lower courts.
Ex Officio holding a position or membership
due to the power or influence of ones office,
and not only by election or appointment.
Emoluments the returns arising from office
or employment usually in the form of
compensation or perquisites.

DISCIPLINING OR DISMISSAL OF JUDGES

Section 9. APPOINTMENT OF MEMBERS OF


THE SUPREME COURT AND JUDGES OF
LOWER COURTS

1. Separation of powers
2. Independence of the members
3. Delay of cases

(1) Non-political process of selection and


appointment
(2) List of at least three (3) nominees
(3) Judicial and Bar Council
(4) Exclusive
authority
to
recommend
appointees to judiciary

Section 13. PROCEDURE IN RENDERING


DECISIONS

Section 10. COMPENSATION OF MEMBERS


OF THE JUDICIARY
1. Prohibition against reduction - the initial
annual salary of the Chief Justice is P240,000
and each Associate Justice, P204, 000
2. Purpose of the prohibition The purpose is
not to benefit the judges but to attract good
and competent men to the bench and to
promote their independence of action and
judgment.
* Their salaries are subject to the payment of
income tax.
Section 11.
TENURE OF
MEMBERS OF THE JUDICIARY

OFFICE

OF

1. Importance of security of tenure- They shall


hold the office during good behavior until they
reach the age of 70 years or become

to

2. Retirement age- restored to 70.

Case: Renato Corona

The present Constitution gives to the Supreme


Court the power to discipline judges of lower
courts, including justices of the Court of
Appeals and the Sandiganbayan.
Section
12.
PROHIBITION
AGAINST
DESIGNATION TO QUASI-JUDICIAL AND/OR
ADMINISTRATIVE AGENCIES

It is incumbent on the justices to take part


in the consideration and decision of every
case.
NON-PARTICIPATION,
DISSENT,
OR
ABSTENTION
Any member of the Supreme Court or a
lower collegiate court who took no part or
dissented or abstained from a decision shall
state the reasons for his non-participation,
dissent or abstention. His vote could have
resulted in a different decision.
Section 14. DECISION
It is the final judgement on the merits of
the case.
A judgement is deemed to be rendered
upon the merits when it amounts to a
declaration of the law.
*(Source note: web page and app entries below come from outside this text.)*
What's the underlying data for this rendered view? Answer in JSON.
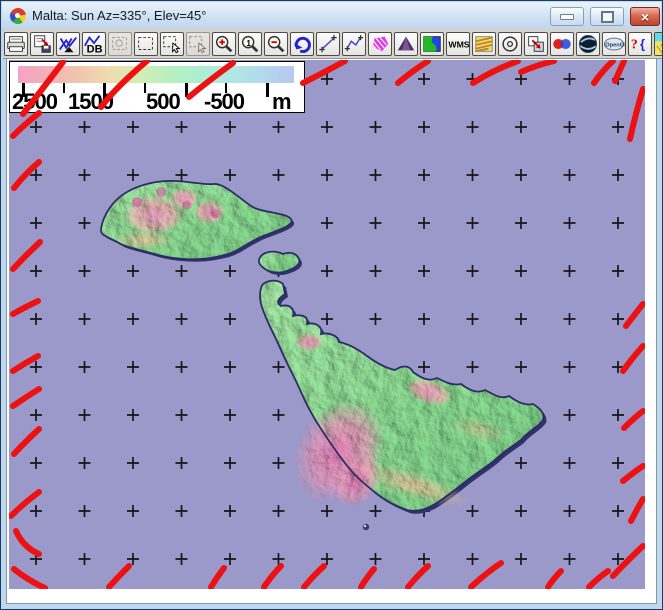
{
  "window": {
    "title": "Malta: Sun Az=335°, Elev=45°",
    "controls": {
      "minimize": "minimize",
      "restore": "restore",
      "close": "close"
    }
  },
  "toolbar": {
    "buttons": [
      {
        "name": "print",
        "icon": "print"
      },
      {
        "name": "save",
        "icon": "save"
      },
      {
        "name": "load-terrain",
        "icon": "load-terrain"
      },
      {
        "name": "terrain-db",
        "icon": "terrain-db",
        "text": "DB"
      },
      {
        "name": "select-region",
        "icon": "select-blob",
        "disabled": true
      },
      {
        "name": "select-box",
        "icon": "select-box"
      },
      {
        "name": "select-pointer",
        "icon": "select-pointer"
      },
      {
        "name": "select-pointer-alt",
        "icon": "select-pointer",
        "disabled": true
      },
      {
        "name": "zoom-in",
        "icon": "zoom-in"
      },
      {
        "name": "zoom-actual",
        "icon": "zoom-one",
        "text": "1"
      },
      {
        "name": "zoom-out",
        "icon": "zoom-out"
      },
      {
        "name": "redraw",
        "icon": "redraw"
      },
      {
        "name": "measure-line",
        "icon": "measure-line"
      },
      {
        "name": "measure-path",
        "icon": "measure-path"
      },
      {
        "name": "area-polygon",
        "icon": "area-polygon"
      },
      {
        "name": "view-3d",
        "icon": "view-3d"
      },
      {
        "name": "map-overlay",
        "icon": "map-overlay"
      },
      {
        "name": "wms",
        "icon": "wms",
        "text": "WMS"
      },
      {
        "name": "texture-overlay",
        "icon": "texture"
      },
      {
        "name": "gps-target",
        "icon": "gps-target"
      },
      {
        "name": "copy-region",
        "icon": "copy-region"
      },
      {
        "name": "anaglyph-3d",
        "icon": "anaglyph"
      },
      {
        "name": "google-earth",
        "icon": "google-earth"
      },
      {
        "name": "opengl",
        "icon": "opengl",
        "text": "OpenGL"
      },
      {
        "name": "help",
        "icon": "help",
        "text": "?{"
      },
      {
        "name": "color-relief",
        "icon": "color-relief",
        "partial": true
      }
    ]
  },
  "legend": {
    "labels": [
      "2500",
      "1500",
      "500",
      "-500"
    ],
    "unit": "m",
    "tick_count": 7,
    "gradient": [
      "#f6a2c6",
      "#f0c6ae",
      "#eedcae",
      "#b5efbe",
      "#abefd2",
      "#b3d9ec",
      "#b9c6ef"
    ]
  },
  "map": {
    "sea_color": "#9a99c9",
    "islands": [
      "Gozo",
      "Comino",
      "Malta",
      "Filfla"
    ],
    "graticule_mark": "+",
    "edge_marks_color": "#ee1111"
  }
}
FORM OF DECISION OF COURT


- Every decision of a court shall clearly and
distinctly state the facts and the law on
which it is based.
Section 15.

(1)Maximum periods for rendition of


decisions
1) Supreme Court within 24 months
2) The Court of Appeals and other
collegiate appellate courts within
12 months
3) Lower Courts within 3 months
(2)A case or matter is deemed submitted for
from the date the last pleading is filed.
(3)The time limitations established are
mandatory.
(4)A court must still decide a case or matter
even after the lapse of the applicable
maximum period .

Section 16.
REPORT

SUBMISSION

OF

ANNUAL

Through such reports and recommendations,


the President and Congress may be guided in
proposing or in the enactment of legislations
affecting the courts and the administration of
justice.